**TASK DETAILS:**
Extract each line from the entries below that has the string "Linguistic" in it.

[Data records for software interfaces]
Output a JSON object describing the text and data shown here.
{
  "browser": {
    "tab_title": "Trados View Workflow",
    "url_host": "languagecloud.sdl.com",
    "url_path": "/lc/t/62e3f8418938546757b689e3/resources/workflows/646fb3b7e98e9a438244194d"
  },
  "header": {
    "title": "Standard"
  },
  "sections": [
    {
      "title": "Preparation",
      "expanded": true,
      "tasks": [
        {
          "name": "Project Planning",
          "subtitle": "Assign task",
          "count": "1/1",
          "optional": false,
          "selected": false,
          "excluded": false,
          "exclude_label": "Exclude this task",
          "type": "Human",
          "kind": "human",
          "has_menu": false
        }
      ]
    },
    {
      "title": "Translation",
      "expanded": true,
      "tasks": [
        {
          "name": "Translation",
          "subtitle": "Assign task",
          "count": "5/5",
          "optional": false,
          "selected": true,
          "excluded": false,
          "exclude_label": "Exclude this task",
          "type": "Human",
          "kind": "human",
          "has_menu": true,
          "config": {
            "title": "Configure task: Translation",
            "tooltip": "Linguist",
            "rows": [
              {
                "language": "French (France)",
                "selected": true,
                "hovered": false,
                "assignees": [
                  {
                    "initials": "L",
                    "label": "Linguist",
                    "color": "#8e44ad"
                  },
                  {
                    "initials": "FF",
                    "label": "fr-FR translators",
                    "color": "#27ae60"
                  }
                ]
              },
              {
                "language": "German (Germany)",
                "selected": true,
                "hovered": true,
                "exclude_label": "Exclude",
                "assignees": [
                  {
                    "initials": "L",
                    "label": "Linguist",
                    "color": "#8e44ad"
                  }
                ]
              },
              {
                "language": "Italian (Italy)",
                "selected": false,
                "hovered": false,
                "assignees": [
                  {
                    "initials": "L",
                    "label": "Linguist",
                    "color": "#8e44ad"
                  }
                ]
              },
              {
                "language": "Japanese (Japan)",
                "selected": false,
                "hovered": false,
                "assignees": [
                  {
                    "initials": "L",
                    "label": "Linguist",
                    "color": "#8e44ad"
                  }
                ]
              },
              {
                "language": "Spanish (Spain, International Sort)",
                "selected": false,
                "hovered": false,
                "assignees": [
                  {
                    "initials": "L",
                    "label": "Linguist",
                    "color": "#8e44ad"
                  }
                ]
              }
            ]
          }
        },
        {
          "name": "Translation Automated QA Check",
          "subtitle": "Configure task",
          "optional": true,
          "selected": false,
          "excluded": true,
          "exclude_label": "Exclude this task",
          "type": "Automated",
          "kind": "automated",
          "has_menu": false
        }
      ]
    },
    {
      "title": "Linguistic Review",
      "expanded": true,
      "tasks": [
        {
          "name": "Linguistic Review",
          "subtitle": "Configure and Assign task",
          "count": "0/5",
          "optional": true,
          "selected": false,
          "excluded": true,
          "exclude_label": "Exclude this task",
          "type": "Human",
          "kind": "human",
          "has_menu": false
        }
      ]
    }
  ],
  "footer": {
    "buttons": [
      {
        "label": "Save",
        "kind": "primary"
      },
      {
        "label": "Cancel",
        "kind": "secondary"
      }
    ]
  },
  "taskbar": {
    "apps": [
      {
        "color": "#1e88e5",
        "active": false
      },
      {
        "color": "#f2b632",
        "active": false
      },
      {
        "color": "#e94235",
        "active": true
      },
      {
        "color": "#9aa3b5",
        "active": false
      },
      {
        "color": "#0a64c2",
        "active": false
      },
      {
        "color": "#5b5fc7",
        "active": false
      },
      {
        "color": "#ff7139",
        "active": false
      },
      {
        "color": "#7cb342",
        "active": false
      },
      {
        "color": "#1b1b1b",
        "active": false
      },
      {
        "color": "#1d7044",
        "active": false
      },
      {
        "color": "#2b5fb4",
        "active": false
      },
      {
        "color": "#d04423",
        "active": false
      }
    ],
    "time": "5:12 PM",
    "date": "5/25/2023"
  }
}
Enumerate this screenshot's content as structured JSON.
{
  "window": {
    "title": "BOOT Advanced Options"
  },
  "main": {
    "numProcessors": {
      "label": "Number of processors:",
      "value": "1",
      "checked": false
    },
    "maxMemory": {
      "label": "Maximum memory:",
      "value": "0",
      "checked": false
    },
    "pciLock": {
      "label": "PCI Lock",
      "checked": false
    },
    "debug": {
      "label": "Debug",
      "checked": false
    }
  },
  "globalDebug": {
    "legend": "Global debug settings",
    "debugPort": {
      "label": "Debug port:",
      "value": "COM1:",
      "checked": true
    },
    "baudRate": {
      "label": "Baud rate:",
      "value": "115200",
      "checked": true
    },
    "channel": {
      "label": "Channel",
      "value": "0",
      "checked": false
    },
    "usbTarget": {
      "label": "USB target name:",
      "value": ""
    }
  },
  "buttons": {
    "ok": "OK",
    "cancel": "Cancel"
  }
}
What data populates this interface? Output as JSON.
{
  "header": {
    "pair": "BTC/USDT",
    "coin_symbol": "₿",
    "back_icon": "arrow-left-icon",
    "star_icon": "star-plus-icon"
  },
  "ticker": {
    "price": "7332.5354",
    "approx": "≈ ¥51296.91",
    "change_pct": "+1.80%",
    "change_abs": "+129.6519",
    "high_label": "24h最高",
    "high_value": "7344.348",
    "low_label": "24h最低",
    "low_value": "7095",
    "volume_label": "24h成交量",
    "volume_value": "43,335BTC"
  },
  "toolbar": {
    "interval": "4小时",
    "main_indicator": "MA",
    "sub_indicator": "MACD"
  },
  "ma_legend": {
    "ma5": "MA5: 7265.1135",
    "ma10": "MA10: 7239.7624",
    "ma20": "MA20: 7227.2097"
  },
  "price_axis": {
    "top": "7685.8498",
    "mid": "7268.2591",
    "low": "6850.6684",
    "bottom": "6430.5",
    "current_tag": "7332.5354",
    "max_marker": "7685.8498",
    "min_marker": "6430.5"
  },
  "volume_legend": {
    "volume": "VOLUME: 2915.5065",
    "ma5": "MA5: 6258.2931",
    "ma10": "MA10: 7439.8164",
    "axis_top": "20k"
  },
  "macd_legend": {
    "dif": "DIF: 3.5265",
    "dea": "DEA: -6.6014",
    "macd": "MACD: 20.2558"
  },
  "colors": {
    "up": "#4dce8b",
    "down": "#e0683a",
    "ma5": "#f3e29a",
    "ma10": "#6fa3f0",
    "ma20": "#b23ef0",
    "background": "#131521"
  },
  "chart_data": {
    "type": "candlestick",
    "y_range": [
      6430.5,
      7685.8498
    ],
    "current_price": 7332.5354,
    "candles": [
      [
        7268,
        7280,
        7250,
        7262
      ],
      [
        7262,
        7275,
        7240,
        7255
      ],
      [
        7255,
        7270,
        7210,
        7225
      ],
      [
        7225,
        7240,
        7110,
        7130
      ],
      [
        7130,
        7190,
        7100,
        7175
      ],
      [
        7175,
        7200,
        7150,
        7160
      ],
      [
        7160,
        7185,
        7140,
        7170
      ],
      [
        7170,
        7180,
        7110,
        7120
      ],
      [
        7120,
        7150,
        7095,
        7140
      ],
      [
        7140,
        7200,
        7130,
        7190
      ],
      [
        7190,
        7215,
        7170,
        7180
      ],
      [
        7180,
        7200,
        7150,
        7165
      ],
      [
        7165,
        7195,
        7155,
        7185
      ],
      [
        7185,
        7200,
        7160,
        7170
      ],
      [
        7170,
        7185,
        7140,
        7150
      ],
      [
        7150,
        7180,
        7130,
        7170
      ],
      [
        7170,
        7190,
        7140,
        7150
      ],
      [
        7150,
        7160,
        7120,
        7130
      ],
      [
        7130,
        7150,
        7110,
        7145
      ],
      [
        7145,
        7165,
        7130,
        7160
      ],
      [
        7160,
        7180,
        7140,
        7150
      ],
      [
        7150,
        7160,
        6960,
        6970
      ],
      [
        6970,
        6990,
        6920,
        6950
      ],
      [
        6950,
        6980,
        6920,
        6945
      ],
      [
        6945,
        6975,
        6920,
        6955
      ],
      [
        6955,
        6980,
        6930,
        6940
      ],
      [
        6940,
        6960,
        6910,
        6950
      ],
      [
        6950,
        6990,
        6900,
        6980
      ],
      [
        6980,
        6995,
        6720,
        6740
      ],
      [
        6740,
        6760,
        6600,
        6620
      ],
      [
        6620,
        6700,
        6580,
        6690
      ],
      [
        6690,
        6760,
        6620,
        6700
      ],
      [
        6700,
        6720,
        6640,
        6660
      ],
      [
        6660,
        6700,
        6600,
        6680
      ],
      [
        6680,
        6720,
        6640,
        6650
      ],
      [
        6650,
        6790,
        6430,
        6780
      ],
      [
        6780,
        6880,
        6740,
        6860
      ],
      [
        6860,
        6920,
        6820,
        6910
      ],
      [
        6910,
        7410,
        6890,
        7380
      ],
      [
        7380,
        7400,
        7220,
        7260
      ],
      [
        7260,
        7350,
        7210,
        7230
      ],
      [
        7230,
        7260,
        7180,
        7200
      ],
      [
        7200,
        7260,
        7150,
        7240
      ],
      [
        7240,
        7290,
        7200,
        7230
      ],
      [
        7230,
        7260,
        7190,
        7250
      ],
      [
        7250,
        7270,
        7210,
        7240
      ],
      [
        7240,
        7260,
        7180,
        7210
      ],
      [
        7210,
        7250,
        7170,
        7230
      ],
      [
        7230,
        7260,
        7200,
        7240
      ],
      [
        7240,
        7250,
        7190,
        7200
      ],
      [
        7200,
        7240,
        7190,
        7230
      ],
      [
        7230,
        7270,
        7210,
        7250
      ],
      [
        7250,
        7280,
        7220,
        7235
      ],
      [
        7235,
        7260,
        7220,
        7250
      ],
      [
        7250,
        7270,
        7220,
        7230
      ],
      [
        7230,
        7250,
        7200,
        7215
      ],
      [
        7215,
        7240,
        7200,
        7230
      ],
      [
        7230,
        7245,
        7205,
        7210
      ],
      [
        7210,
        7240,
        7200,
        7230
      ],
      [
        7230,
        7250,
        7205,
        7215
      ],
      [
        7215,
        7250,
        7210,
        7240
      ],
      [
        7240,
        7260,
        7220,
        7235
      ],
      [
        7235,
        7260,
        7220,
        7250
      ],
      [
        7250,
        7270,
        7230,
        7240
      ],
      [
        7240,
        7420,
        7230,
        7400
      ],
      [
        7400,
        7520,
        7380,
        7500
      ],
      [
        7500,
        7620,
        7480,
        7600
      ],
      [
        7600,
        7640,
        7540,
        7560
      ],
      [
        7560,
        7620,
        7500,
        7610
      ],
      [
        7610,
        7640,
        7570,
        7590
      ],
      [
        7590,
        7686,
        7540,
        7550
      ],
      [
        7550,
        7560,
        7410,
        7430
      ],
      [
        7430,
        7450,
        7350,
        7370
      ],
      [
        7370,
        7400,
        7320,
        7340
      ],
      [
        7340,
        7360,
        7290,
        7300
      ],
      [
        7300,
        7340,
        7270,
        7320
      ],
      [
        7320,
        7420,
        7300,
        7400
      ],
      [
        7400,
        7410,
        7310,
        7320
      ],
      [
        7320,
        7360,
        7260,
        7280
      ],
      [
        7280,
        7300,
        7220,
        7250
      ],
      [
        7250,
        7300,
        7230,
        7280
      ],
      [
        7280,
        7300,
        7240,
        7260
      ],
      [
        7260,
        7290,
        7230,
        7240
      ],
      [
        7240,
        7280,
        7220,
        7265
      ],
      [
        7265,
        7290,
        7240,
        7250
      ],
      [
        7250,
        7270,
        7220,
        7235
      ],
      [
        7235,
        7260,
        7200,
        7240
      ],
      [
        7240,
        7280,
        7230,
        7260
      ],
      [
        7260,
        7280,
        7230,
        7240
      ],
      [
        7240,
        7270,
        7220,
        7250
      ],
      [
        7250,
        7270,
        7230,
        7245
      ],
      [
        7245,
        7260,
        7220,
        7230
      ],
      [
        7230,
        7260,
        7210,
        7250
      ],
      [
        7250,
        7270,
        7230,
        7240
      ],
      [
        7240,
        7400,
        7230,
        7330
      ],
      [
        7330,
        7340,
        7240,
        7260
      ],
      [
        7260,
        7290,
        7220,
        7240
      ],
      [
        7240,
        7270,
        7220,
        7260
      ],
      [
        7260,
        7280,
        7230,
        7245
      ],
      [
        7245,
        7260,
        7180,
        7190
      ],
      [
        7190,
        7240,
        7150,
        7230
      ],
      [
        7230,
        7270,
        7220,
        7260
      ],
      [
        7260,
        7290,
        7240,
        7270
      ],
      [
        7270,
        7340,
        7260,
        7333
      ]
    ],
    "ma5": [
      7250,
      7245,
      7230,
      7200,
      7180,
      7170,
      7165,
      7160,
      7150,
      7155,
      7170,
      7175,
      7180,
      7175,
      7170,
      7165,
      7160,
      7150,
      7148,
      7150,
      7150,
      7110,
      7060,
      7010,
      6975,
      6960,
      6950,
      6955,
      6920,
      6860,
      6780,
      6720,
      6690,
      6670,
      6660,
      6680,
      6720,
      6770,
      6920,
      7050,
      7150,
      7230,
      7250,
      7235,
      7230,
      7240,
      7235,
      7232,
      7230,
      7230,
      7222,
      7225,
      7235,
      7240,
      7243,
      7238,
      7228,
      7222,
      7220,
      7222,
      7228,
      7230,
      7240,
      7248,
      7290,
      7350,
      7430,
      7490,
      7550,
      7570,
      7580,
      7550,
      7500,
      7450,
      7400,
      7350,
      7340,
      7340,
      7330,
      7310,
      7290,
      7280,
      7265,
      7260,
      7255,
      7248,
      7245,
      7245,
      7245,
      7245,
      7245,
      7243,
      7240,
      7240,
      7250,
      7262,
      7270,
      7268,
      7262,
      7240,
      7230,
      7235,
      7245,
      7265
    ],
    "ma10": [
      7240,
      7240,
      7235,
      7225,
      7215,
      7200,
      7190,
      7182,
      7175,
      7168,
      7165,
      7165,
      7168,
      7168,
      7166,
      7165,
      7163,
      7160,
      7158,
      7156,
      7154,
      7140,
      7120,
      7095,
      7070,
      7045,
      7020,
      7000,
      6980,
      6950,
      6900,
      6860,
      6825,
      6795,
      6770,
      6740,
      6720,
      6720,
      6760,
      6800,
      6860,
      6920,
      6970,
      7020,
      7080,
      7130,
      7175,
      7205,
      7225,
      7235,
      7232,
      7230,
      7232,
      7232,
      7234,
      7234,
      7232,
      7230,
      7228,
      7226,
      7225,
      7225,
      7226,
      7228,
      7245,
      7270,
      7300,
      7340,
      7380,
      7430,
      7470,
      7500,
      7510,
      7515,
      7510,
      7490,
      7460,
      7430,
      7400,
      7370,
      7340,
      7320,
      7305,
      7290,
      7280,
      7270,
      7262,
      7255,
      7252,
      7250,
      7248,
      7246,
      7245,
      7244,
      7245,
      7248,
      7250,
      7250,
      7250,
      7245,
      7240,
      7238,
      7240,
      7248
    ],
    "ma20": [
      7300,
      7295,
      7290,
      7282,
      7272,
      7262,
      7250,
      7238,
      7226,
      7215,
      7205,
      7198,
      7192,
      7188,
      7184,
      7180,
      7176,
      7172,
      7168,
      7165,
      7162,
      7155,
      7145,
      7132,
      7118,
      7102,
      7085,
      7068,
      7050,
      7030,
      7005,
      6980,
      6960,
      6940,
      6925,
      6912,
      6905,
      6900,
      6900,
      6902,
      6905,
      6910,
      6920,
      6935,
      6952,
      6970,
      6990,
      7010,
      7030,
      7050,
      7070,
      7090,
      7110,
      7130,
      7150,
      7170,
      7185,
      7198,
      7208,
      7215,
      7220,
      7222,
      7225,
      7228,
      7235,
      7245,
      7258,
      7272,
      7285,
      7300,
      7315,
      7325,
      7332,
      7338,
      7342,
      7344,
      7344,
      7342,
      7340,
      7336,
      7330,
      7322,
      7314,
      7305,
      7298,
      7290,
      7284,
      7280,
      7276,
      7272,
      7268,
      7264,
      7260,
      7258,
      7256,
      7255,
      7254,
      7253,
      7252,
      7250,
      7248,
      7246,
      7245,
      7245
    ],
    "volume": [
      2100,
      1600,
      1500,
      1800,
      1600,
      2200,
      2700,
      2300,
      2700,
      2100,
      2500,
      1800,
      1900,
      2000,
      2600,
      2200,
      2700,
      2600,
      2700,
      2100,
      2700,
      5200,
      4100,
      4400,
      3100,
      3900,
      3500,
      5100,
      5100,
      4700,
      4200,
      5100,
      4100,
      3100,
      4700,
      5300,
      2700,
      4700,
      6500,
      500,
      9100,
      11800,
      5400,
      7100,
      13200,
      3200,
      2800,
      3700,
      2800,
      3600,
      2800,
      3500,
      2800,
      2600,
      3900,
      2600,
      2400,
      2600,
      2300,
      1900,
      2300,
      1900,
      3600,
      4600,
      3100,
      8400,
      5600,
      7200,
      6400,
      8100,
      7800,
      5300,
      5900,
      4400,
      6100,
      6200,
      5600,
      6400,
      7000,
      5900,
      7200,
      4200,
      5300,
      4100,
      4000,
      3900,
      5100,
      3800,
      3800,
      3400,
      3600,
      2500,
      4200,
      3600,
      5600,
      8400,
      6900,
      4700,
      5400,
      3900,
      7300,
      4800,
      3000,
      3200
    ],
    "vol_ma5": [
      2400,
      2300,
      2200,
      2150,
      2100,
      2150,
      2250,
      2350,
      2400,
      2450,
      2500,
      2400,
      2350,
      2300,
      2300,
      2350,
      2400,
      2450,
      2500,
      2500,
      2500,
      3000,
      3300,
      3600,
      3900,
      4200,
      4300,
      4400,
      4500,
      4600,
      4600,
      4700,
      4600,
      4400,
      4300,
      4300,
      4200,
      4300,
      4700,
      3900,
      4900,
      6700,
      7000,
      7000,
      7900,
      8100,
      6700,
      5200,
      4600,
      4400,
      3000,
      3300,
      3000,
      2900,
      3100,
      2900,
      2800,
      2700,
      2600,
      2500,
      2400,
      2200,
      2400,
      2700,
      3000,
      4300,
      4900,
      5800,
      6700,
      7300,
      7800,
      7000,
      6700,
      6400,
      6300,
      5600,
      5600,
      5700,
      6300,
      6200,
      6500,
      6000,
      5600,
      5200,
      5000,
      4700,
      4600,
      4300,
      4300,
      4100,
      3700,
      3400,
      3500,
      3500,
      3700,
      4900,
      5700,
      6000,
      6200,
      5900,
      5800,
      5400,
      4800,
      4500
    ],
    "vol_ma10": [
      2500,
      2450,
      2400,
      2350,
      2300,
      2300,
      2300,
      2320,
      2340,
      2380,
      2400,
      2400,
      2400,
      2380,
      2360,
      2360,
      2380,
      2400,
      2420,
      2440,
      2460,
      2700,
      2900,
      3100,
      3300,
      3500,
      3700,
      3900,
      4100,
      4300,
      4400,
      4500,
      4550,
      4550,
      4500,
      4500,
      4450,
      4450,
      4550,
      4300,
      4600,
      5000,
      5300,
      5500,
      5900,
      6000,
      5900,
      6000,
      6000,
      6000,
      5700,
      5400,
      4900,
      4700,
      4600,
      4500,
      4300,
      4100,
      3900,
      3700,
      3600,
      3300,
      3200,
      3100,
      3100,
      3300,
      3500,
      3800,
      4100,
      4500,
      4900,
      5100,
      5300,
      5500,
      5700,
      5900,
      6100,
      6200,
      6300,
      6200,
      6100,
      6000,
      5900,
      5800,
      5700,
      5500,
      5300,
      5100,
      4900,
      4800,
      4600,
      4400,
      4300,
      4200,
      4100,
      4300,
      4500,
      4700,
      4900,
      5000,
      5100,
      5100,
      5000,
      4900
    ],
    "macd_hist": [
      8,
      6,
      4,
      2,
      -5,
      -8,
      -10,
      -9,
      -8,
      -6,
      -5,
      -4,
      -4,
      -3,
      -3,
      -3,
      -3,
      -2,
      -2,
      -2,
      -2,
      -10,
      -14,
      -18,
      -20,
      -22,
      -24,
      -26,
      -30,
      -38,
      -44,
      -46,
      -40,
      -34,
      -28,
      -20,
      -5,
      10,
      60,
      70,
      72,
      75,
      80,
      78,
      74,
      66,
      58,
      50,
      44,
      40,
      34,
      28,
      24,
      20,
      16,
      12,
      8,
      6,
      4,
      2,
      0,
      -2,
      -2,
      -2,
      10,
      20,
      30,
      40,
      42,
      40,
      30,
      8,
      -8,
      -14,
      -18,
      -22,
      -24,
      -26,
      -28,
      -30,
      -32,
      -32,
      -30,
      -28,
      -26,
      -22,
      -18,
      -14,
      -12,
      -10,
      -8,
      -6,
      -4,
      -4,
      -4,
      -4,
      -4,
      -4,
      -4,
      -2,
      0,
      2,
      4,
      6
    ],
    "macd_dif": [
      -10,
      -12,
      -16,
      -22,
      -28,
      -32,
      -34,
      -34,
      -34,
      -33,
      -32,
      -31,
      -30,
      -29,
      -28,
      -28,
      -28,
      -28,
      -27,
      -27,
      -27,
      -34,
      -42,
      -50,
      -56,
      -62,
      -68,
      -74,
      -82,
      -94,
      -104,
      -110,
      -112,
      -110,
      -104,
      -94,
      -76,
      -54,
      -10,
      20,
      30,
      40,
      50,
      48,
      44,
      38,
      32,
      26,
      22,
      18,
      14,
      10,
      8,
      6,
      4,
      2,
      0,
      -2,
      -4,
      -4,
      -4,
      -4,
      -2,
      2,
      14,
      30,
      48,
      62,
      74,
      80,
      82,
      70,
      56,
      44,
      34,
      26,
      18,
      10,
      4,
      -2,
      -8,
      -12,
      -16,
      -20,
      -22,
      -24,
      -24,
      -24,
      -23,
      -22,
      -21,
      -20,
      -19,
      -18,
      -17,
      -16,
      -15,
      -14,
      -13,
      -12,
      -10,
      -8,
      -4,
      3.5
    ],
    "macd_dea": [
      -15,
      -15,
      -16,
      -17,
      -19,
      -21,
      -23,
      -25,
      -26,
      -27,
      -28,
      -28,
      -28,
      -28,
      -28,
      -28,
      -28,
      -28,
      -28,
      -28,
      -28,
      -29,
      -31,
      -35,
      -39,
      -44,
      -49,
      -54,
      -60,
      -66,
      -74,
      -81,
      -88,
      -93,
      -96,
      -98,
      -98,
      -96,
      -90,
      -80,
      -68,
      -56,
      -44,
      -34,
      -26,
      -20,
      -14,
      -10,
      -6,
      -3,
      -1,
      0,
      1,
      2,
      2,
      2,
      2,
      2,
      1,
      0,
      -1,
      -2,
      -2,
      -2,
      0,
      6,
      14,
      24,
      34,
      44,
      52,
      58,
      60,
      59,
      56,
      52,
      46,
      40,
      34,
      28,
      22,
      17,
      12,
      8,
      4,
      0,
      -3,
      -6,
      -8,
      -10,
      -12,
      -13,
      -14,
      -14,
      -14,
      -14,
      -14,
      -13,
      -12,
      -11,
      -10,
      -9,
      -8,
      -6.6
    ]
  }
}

**ANSWER SPACE:**
      "title": "Linguistic Review",
          "name": "Linguistic Review",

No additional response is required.